Data about app and page elements:
....

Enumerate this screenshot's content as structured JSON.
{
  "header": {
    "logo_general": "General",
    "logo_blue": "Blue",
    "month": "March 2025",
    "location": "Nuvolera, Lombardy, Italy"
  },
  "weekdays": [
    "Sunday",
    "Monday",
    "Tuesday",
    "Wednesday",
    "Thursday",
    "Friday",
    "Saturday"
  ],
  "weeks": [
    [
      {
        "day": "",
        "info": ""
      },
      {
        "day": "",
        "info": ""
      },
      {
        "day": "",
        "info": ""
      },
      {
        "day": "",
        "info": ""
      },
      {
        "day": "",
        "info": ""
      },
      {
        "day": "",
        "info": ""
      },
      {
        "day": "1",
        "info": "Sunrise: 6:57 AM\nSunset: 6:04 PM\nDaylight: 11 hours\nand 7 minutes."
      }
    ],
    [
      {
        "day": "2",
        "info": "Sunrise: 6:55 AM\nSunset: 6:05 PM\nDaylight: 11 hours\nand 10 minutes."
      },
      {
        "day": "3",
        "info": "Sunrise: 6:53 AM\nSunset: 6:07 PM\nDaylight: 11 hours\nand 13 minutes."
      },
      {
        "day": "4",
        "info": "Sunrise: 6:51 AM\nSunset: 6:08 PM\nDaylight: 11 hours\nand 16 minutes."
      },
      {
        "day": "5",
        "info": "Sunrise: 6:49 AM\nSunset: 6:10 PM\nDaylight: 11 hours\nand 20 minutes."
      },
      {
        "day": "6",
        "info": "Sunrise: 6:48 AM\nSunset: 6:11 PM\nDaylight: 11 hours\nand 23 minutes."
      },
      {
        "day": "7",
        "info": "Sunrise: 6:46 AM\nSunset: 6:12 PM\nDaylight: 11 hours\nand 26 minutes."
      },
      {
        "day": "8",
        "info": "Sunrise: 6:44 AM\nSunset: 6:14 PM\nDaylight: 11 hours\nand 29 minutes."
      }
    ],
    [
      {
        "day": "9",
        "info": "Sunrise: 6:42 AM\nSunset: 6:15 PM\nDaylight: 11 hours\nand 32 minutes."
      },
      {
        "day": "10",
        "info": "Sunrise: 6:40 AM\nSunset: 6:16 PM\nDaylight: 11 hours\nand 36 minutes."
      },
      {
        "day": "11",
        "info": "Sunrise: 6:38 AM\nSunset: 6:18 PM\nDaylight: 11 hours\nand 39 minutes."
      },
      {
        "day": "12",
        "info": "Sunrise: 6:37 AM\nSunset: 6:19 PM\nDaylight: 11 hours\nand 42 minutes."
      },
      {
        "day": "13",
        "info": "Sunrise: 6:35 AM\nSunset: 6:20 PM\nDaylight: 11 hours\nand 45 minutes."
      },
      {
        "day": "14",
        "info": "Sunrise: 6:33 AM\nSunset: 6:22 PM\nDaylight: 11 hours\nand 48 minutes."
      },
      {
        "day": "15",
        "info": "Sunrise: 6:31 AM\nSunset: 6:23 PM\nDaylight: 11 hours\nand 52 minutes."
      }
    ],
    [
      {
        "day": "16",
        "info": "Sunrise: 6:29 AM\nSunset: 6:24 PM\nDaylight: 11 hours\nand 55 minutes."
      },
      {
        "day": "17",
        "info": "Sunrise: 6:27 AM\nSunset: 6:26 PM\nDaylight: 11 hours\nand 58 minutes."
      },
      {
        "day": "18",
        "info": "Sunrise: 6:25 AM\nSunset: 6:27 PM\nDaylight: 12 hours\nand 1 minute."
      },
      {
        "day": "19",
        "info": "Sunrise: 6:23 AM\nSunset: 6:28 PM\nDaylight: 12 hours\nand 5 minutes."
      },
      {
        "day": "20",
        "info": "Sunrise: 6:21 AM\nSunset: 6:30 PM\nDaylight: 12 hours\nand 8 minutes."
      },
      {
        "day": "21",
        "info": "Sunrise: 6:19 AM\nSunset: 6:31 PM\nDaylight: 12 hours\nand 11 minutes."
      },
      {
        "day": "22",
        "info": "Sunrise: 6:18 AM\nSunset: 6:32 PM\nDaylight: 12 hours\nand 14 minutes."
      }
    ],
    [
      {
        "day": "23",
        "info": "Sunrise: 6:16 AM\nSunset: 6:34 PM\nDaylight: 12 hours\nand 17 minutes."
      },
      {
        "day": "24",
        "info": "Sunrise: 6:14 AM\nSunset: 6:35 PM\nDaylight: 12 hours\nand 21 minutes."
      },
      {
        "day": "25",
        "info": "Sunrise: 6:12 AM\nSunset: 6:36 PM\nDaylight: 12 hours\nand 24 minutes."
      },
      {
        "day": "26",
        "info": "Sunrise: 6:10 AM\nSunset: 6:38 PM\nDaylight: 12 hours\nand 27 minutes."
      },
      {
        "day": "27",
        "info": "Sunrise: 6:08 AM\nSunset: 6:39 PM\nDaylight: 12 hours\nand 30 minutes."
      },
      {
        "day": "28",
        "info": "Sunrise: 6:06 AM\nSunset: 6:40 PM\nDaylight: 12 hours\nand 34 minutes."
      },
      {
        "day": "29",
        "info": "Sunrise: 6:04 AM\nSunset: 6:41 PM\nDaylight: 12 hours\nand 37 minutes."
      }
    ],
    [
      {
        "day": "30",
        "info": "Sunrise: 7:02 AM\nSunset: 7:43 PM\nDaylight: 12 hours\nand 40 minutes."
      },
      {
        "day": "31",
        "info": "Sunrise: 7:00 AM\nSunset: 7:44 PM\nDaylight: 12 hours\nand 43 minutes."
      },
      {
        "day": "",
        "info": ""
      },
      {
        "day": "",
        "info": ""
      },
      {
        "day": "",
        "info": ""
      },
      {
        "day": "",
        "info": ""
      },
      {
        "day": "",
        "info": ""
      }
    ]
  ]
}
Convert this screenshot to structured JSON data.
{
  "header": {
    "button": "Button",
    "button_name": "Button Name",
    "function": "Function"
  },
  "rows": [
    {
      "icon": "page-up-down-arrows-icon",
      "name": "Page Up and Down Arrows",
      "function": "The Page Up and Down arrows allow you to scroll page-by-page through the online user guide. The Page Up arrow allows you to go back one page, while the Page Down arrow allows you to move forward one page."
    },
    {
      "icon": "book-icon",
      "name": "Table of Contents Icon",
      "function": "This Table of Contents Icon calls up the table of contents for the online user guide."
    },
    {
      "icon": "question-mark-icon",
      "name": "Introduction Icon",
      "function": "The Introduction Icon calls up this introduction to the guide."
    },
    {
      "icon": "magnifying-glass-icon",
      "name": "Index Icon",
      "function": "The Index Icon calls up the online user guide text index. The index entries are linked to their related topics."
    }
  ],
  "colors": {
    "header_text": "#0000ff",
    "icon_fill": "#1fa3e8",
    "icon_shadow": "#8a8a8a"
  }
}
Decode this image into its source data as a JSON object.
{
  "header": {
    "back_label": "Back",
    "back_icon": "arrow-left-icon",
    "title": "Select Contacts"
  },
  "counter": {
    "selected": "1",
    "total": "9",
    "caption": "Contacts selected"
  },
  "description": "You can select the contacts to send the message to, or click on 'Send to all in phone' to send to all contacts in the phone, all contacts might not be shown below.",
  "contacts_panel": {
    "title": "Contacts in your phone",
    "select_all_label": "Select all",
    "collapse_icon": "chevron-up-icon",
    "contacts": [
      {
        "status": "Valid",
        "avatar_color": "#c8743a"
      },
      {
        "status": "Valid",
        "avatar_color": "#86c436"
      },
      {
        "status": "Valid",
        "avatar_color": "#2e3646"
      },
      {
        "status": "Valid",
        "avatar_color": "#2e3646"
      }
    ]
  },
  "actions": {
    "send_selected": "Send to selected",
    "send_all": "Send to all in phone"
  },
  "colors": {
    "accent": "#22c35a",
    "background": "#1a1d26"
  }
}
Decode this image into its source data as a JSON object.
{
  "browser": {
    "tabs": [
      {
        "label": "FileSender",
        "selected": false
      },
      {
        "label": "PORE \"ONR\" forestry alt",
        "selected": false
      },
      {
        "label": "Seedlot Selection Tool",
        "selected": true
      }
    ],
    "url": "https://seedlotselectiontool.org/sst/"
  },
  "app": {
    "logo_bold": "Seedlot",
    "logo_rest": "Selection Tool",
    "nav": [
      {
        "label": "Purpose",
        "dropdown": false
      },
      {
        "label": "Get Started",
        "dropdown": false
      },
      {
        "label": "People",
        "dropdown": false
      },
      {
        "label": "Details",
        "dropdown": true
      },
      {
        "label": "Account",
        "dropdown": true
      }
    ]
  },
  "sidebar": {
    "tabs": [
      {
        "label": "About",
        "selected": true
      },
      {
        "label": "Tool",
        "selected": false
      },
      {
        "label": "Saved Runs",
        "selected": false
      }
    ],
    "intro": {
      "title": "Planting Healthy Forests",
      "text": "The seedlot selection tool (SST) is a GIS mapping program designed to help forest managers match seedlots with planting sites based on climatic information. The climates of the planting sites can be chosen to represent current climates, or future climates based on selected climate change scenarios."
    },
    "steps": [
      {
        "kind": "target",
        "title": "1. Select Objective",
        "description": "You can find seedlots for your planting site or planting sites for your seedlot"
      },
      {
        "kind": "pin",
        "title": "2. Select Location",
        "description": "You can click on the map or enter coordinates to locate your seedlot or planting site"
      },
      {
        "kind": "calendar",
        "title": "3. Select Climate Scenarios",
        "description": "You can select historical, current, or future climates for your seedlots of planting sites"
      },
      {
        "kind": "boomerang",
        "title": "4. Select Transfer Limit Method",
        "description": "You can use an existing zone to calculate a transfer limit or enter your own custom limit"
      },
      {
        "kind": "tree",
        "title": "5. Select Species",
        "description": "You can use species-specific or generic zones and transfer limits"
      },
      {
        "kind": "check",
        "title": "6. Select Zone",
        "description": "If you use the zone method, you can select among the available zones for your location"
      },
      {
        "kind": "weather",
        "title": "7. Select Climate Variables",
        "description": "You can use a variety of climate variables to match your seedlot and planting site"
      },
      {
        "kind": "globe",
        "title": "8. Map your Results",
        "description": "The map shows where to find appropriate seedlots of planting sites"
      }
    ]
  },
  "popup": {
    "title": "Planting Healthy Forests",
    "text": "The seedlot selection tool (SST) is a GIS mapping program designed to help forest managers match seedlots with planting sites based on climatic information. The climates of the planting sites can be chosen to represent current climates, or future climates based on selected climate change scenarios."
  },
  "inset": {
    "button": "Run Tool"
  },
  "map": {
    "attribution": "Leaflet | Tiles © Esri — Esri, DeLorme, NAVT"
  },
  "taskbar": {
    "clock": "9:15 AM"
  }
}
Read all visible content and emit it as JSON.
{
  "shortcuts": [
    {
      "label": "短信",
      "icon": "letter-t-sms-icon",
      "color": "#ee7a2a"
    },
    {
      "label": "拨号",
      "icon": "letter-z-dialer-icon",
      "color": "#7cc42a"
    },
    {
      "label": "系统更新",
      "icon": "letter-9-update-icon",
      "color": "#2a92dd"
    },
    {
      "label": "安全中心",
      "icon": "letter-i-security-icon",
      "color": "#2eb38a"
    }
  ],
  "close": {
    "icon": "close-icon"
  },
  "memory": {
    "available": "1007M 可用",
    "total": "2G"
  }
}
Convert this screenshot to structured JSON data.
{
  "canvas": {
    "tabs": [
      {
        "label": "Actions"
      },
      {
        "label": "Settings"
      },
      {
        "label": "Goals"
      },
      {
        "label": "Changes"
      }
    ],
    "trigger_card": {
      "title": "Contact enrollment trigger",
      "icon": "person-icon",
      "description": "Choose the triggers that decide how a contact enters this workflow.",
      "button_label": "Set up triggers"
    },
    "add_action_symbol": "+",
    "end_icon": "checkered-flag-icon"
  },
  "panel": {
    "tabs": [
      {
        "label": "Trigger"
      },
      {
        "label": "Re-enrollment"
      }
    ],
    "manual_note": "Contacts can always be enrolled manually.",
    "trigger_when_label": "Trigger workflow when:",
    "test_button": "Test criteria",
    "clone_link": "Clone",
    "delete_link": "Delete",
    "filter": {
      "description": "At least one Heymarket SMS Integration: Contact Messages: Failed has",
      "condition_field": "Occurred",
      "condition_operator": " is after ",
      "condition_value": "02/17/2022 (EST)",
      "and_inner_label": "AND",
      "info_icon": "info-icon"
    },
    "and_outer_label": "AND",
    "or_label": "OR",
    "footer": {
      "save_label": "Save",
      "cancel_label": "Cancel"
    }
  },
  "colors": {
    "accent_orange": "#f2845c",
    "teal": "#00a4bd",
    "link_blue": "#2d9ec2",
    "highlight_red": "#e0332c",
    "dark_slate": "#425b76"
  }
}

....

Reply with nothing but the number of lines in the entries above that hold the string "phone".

3